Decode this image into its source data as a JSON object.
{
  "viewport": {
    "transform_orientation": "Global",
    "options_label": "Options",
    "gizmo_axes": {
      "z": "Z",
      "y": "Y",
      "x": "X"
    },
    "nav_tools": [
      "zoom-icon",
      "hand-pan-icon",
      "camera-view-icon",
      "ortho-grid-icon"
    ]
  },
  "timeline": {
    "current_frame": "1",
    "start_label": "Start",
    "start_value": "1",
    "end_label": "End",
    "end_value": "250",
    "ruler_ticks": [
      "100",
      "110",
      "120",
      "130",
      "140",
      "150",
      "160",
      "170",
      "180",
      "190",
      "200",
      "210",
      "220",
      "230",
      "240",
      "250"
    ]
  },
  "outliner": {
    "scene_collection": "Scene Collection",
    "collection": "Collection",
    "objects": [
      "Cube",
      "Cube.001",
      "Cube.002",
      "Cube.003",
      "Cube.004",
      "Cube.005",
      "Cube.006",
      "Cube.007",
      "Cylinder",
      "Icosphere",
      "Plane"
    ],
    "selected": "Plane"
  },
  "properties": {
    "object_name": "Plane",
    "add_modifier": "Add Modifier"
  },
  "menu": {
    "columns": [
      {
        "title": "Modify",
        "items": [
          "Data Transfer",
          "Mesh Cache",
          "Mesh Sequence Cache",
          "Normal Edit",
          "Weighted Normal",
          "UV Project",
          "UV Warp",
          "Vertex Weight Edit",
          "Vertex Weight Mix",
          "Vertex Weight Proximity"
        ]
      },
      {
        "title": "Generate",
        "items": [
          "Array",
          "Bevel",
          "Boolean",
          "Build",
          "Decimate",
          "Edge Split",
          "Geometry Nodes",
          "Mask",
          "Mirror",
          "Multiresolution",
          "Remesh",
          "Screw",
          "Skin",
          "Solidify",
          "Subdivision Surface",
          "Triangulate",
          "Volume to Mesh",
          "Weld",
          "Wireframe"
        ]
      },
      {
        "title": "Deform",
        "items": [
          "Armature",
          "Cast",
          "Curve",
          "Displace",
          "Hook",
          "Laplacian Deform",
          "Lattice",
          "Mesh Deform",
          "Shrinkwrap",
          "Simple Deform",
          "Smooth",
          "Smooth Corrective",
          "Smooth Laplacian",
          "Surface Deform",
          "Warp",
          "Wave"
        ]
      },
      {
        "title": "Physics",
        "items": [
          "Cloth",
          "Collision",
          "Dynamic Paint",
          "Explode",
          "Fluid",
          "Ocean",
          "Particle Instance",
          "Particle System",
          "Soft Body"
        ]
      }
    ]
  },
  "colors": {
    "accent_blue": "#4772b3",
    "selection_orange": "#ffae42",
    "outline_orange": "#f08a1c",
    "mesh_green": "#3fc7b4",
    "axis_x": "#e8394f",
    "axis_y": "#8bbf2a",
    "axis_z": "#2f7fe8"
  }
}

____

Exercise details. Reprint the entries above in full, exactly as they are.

Response to this task.
Decode this image into its source data as a JSON object.
{
  "viewport": {
    "transform_orientation": "Global",
    "options_label": "Options",
    "gizmo_axes": {
      "z": "Z",
      "y": "Y",
      "x": "X"
    },
    "nav_tools": [
      "zoom-icon",
      "hand-pan-icon",
      "camera-view-icon",
      "ortho-grid-icon"
    ]
  },
  "timeline": {
    "current_frame": "1",
    "start_label": "Start",
    "start_value": "1",
    "end_label": "End",
    "end_value": "250",
    "ruler_ticks": [
      "100",
      "110",
      "120",
      "130",
      "140",
      "150",
      "160",
      "170",
      "180",
      "190",
      "200",
      "210",
      "220",
      "230",
      "240",
      "250"
    ]
  },
  "outliner": {
    "scene_collection": "Scene Collection",
    "collection": "Collection",
    "objects": [
      "Cube",
      "Cube.001",
      "Cube.002",
      "Cube.003",
      "Cube.004",
      "Cube.005",
      "Cube.006",
      "Cube.007",
      "Cylinder",
      "Icosphere",
      "Plane"
    ],
    "selected": "Plane"
  },
  "properties": {
    "object_name": "Plane",
    "add_modifier": "Add Modifier"
  },
  "menu": {
    "columns": [
      {
        "title": "Modify",
        "items": [
          "Data Transfer",
          "Mesh Cache",
          "Mesh Sequence Cache",
          "Normal Edit",
          "Weighted Normal",
          "UV Project",
          "UV Warp",
          "Vertex Weight Edit",
          "Vertex Weight Mix",
          "Vertex Weight Proximity"
        ]
      },
      {
        "title": "Generate",
        "items": [
          "Array",
          "Bevel",
          "Boolean",
          "Build",
          "Decimate",
          "Edge Split",
          "Geometry Nodes",
          "Mask",
          "Mirror",
          "Multiresolution",
          "Remesh",
          "Screw",
          "Skin",
          "Solidify",
          "Subdivision Surface",
          "Triangulate",
          "Volume to Mesh",
          "Weld",
          "Wireframe"
        ]
      },
      {
        "title": "Deform",
        "items": [
          "Armature",
          "Cast",
          "Curve",
          "Displace",
          "Hook",
          "Laplacian Deform",
          "Lattice",
          "Mesh Deform",
          "Shrinkwrap",
          "Simple Deform",
          "Smooth",
          "Smooth Corrective",
          "Smooth Laplacian",
          "Surface Deform",
          "Warp",
          "Wave"
        ]
      },
      {
        "title": "Physics",
        "items": [
          "Cloth",
          "Collision",
          "Dynamic Paint",
          "Explode",
          "Fluid",
          "Ocean",
          "Particle Instance",
          "Particle System",
          "Soft Body"
        ]
      }
    ]
  },
  "colors": {
    "accent_blue": "#4772b3",
    "selection_orange": "#ffae42",
    "outline_orange": "#f08a1c",
    "mesh_green": "#3fc7b4",
    "axis_x": "#e8394f",
    "axis_y": "#8bbf2a",
    "axis_z": "#2f7fe8"
  }
}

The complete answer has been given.